What this task involves
Please reproduce the entire listing exactly.

--- Stored data ---

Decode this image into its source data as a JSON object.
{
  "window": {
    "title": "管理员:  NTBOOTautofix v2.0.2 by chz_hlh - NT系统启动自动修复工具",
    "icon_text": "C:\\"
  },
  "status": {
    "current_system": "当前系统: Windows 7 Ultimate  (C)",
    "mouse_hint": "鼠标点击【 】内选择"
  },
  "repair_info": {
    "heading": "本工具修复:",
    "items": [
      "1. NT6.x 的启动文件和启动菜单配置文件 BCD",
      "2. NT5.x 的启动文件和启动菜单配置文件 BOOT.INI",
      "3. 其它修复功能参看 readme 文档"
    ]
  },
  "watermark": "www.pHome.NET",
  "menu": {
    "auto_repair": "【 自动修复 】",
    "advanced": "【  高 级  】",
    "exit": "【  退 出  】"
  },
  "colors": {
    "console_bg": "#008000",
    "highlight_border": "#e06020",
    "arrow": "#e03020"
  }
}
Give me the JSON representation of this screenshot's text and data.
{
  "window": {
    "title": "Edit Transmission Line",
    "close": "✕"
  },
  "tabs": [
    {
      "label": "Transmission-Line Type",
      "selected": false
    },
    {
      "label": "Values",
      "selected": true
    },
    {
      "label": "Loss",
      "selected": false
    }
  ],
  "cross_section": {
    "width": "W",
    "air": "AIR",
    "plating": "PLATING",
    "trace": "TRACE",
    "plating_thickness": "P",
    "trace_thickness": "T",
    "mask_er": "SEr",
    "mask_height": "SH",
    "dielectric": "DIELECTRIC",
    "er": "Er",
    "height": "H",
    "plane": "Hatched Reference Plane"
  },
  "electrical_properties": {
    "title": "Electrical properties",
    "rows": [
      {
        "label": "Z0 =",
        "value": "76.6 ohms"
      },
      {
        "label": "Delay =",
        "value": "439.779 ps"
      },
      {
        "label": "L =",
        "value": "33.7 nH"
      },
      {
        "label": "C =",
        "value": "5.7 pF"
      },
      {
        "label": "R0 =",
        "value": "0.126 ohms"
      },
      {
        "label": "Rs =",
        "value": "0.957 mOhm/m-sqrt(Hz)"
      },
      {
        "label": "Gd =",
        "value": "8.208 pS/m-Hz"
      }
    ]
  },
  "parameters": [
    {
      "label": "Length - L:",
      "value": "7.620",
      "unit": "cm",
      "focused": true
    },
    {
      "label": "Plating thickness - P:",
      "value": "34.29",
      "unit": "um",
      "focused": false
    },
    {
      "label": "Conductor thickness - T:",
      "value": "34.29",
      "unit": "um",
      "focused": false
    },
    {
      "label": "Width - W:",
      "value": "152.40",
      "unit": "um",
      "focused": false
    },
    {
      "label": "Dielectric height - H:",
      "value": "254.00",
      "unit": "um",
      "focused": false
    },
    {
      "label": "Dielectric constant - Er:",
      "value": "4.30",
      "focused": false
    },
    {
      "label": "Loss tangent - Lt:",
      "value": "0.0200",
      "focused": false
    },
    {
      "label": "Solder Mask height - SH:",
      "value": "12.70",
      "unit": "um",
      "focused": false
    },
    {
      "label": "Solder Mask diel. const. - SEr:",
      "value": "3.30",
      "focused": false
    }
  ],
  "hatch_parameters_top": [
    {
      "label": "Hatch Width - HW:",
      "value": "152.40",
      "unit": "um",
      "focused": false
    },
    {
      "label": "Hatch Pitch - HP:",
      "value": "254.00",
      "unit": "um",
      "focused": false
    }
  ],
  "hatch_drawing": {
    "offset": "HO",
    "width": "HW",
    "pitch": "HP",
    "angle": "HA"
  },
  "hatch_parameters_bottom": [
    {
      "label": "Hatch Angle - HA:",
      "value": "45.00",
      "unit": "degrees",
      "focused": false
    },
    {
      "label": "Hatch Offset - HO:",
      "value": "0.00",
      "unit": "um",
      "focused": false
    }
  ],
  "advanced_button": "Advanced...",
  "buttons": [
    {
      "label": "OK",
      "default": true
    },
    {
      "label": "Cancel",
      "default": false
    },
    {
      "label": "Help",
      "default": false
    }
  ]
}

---

Output for this exercise
Decode this image into its source data as a JSON object.
{
  "window": {
    "title": "管理员:  NTBOOTautofix v2.0.2 by chz_hlh - NT系统启动自动修复工具",
    "icon_text": "C:\\"
  },
  "status": {
    "current_system": "当前系统: Windows 7 Ultimate  (C)",
    "mouse_hint": "鼠标点击【 】内选择"
  },
  "repair_info": {
    "heading": "本工具修复:",
    "items": [
      "1. NT6.x 的启动文件和启动菜单配置文件 BCD",
      "2. NT5.x 的启动文件和启动菜单配置文件 BOOT.INI",
      "3. 其它修复功能参看 readme 文档"
    ]
  },
  "watermark": "www.pHome.NET",
  "menu": {
    "auto_repair": "【 自动修复 】",
    "advanced": "【  高 级  】",
    "exit": "【  退 出  】"
  },
  "colors": {
    "console_bg": "#008000",
    "highlight_border": "#e06020",
    "arrow": "#e03020"
  }
}
Give me the JSON representation of this screenshot's text and data.
{
  "window": {
    "title": "Edit Transmission Line",
    "close": "✕"
  },
  "tabs": [
    {
      "label": "Transmission-Line Type",
      "selected": false
    },
    {
      "label": "Values",
      "selected": true
    },
    {
      "label": "Loss",
      "selected": false
    }
  ],
  "cross_section": {
    "width": "W",
    "air": "AIR",
    "plating": "PLATING",
    "trace": "TRACE",
    "plating_thickness": "P",
    "trace_thickness": "T",
    "mask_er": "SEr",
    "mask_height": "SH",
    "dielectric": "DIELECTRIC",
    "er": "Er",
    "height": "H",
    "plane": "Hatched Reference Plane"
  },
  "electrical_properties": {
    "title": "Electrical properties",
    "rows": [
      {
        "label": "Z0 =",
        "value": "76.6 ohms"
      },
      {
        "label": "Delay =",
        "value": "439.779 ps"
      },
      {
        "label": "L =",
        "value": "33.7 nH"
      },
      {
        "label": "C =",
        "value": "5.7 pF"
      },
      {
        "label": "R0 =",
        "value": "0.126 ohms"
      },
      {
        "label": "Rs =",
        "value": "0.957 mOhm/m-sqrt(Hz)"
      },
      {
        "label": "Gd =",
        "value": "8.208 pS/m-Hz"
      }
    ]
  },
  "parameters": [
    {
      "label": "Length - L:",
      "value": "7.620",
      "unit": "cm",
      "focused": true
    },
    {
      "label": "Plating thickness - P:",
      "value": "34.29",
      "unit": "um",
      "focused": false
    },
    {
      "label": "Conductor thickness - T:",
      "value": "34.29",
      "unit": "um",
      "focused": false
    },
    {
      "label": "Width - W:",
      "value": "152.40",
      "unit": "um",
      "focused": false
    },
    {
      "label": "Dielectric height - H:",
      "value": "254.00",
      "unit": "um",
      "focused": false
    },
    {
      "label": "Dielectric constant - Er:",
      "value": "4.30",
      "focused": false
    },
    {
      "label": "Loss tangent - Lt:",
      "value": "0.0200",
      "focused": false
    },
    {
      "label": "Solder Mask height - SH:",
      "value": "12.70",
      "unit": "um",
      "focused": false
    },
    {
      "label": "Solder Mask diel. const. - SEr:",
      "value": "3.30",
      "focused": false
    }
  ],
  "hatch_parameters_top": [
    {
      "label": "Hatch Width - HW:",
      "value": "152.40",
      "unit": "um",
      "focused": false
    },
    {
      "label": "Hatch Pitch - HP:",
      "value": "254.00",
      "unit": "um",
      "focused": false
    }
  ],
  "hatch_drawing": {
    "offset": "HO",
    "width": "HW",
    "pitch": "HP",
    "angle": "HA"
  },
  "hatch_parameters_bottom": [
    {
      "label": "Hatch Angle - HA:",
      "value": "45.00",
      "unit": "degrees",
      "focused": false
    },
    {
      "label": "Hatch Offset - HO:",
      "value": "0.00",
      "unit": "um",
      "focused": false
    }
  ],
  "advanced_button": "Advanced...",
  "buttons": [
    {
      "label": "OK",
      "default": true
    },
    {
      "label": "Cancel",
      "default": false
    },
    {
      "label": "Help",
      "default": false
    }
  ]
}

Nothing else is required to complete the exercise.